RECORDS SUPPLIED START

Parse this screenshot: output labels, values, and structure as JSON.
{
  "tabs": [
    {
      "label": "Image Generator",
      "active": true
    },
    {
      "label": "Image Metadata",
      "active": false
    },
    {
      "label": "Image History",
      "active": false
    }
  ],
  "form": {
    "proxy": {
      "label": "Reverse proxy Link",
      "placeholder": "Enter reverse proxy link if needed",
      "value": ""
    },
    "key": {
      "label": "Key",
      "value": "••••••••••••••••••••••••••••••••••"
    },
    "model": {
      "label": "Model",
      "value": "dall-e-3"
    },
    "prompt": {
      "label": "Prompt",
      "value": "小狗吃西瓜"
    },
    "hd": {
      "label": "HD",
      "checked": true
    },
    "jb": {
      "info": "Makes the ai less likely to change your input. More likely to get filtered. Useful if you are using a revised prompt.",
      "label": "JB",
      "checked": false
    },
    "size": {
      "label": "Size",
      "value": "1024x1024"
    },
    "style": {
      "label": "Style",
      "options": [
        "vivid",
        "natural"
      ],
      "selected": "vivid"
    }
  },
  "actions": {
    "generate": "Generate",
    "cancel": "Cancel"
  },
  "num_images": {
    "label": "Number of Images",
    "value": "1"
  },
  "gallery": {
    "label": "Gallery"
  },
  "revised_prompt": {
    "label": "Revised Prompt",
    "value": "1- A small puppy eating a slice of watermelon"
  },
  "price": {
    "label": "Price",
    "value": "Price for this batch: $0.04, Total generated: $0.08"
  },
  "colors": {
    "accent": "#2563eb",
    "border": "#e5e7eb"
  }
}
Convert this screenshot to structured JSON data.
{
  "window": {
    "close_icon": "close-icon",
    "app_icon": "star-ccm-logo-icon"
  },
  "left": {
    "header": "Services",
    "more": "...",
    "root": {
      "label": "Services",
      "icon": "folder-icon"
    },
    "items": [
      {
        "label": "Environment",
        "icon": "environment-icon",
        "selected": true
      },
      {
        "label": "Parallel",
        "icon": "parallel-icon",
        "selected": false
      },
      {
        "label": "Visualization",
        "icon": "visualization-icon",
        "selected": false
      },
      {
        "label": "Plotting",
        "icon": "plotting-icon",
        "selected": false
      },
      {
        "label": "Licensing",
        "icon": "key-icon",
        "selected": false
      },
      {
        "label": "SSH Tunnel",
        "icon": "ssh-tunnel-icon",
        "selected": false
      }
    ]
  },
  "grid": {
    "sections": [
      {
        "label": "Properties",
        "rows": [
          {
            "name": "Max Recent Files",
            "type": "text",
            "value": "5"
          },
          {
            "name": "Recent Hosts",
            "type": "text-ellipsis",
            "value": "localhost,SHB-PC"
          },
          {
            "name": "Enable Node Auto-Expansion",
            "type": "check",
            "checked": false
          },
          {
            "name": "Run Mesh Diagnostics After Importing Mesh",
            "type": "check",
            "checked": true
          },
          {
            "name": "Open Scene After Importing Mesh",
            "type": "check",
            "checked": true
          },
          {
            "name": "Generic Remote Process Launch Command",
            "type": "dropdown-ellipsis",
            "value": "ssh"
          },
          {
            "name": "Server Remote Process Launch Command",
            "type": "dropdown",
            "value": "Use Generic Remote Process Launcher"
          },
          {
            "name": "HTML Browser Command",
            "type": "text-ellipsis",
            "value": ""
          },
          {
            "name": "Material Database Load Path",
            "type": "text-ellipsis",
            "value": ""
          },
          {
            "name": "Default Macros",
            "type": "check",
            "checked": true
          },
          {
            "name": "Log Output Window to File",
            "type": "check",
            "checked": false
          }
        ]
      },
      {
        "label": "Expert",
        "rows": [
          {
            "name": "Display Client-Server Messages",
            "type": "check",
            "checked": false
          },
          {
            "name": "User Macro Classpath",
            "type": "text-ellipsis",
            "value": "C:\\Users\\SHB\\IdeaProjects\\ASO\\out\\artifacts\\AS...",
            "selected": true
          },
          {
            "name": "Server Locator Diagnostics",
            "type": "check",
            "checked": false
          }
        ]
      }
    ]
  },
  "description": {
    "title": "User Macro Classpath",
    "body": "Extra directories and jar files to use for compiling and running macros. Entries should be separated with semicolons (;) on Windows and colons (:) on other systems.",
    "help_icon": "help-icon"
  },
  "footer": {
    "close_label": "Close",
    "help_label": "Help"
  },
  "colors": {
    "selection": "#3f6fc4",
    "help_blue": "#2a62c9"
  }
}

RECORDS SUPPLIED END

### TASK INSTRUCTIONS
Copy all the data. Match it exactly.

### ANSWER SECTION
Parse this screenshot: output labels, values, and structure as JSON.
{
  "tabs": [
    {
      "label": "Image Generator",
      "active": true
    },
    {
      "label": "Image Metadata",
      "active": false
    },
    {
      "label": "Image History",
      "active": false
    }
  ],
  "form": {
    "proxy": {
      "label": "Reverse proxy Link",
      "placeholder": "Enter reverse proxy link if needed",
      "value": ""
    },
    "key": {
      "label": "Key",
      "value": "••••••••••••••••••••••••••••••••••"
    },
    "model": {
      "label": "Model",
      "value": "dall-e-3"
    },
    "prompt": {
      "label": "Prompt",
      "value": "小狗吃西瓜"
    },
    "hd": {
      "label": "HD",
      "checked": true
    },
    "jb": {
      "info": "Makes the ai less likely to change your input. More likely to get filtered. Useful if you are using a revised prompt.",
      "label": "JB",
      "checked": false
    },
    "size": {
      "label": "Size",
      "value": "1024x1024"
    },
    "style": {
      "label": "Style",
      "options": [
        "vivid",
        "natural"
      ],
      "selected": "vivid"
    }
  },
  "actions": {
    "generate": "Generate",
    "cancel": "Cancel"
  },
  "num_images": {
    "label": "Number of Images",
    "value": "1"
  },
  "gallery": {
    "label": "Gallery"
  },
  "revised_prompt": {
    "label": "Revised Prompt",
    "value": "1- A small puppy eating a slice of watermelon"
  },
  "price": {
    "label": "Price",
    "value": "Price for this batch: $0.04, Total generated: $0.08"
  },
  "colors": {
    "accent": "#2563eb",
    "border": "#e5e7eb"
  }
}
Convert this screenshot to structured JSON data.
{
  "window": {
    "close_icon": "close-icon",
    "app_icon": "star-ccm-logo-icon"
  },
  "left": {
    "header": "Services",
    "more": "...",
    "root": {
      "label": "Services",
      "icon": "folder-icon"
    },
    "items": [
      {
        "label": "Environment",
        "icon": "environment-icon",
        "selected": true
      },
      {
        "label": "Parallel",
        "icon": "parallel-icon",
        "selected": false
      },
      {
        "label": "Visualization",
        "icon": "visualization-icon",
        "selected": false
      },
      {
        "label": "Plotting",
        "icon": "plotting-icon",
        "selected": false
      },
      {
        "label": "Licensing",
        "icon": "key-icon",
        "selected": false
      },
      {
        "label": "SSH Tunnel",
        "icon": "ssh-tunnel-icon",
        "selected": false
      }
    ]
  },
  "grid": {
    "sections": [
      {
        "label": "Properties",
        "rows": [
          {
            "name": "Max Recent Files",
            "type": "text",
            "value": "5"
          },
          {
            "name": "Recent Hosts",
            "type": "text-ellipsis",
            "value": "localhost,SHB-PC"
          },
          {
            "name": "Enable Node Auto-Expansion",
            "type": "check",
            "checked": false
          },
          {
            "name": "Run Mesh Diagnostics After Importing Mesh",
            "type": "check",
            "checked": true
          },
          {
            "name": "Open Scene After Importing Mesh",
            "type": "check",
            "checked": true
          },
          {
            "name": "Generic Remote Process Launch Command",
            "type": "dropdown-ellipsis",
            "value": "ssh"
          },
          {
            "name": "Server Remote Process Launch Command",
            "type": "dropdown",
            "value": "Use Generic Remote Process Launcher"
          },
          {
            "name": "HTML Browser Command",
            "type": "text-ellipsis",
            "value": ""
          },
          {
            "name": "Material Database Load Path",
            "type": "text-ellipsis",
            "value": ""
          },
          {
            "name": "Default Macros",
            "type": "check",
            "checked": true
          },
          {
            "name": "Log Output Window to File",
            "type": "check",
            "checked": false
          }
        ]
      },
      {
        "label": "Expert",
        "rows": [
          {
            "name": "Display Client-Server Messages",
            "type": "check",
            "checked": false
          },
          {
            "name": "User Macro Classpath",
            "type": "text-ellipsis",
            "value": "C:\\Users\\SHB\\IdeaProjects\\ASO\\out\\artifacts\\AS...",
            "selected": true
          },
          {
            "name": "Server Locator Diagnostics",
            "type": "check",
            "checked": false
          }
        ]
      }
    ]
  },
  "description": {
    "title": "User Macro Classpath",
    "body": "Extra directories and jar files to use for compiling and running macros. Entries should be separated with semicolons (;) on Windows and colons (:) on other systems.",
    "help_icon": "help-icon"
  },
  "footer": {
    "close_label": "Close",
    "help_label": "Help"
  },
  "colors": {
    "selection": "#3f6fc4",
    "help_blue": "#2a62c9"
  }
}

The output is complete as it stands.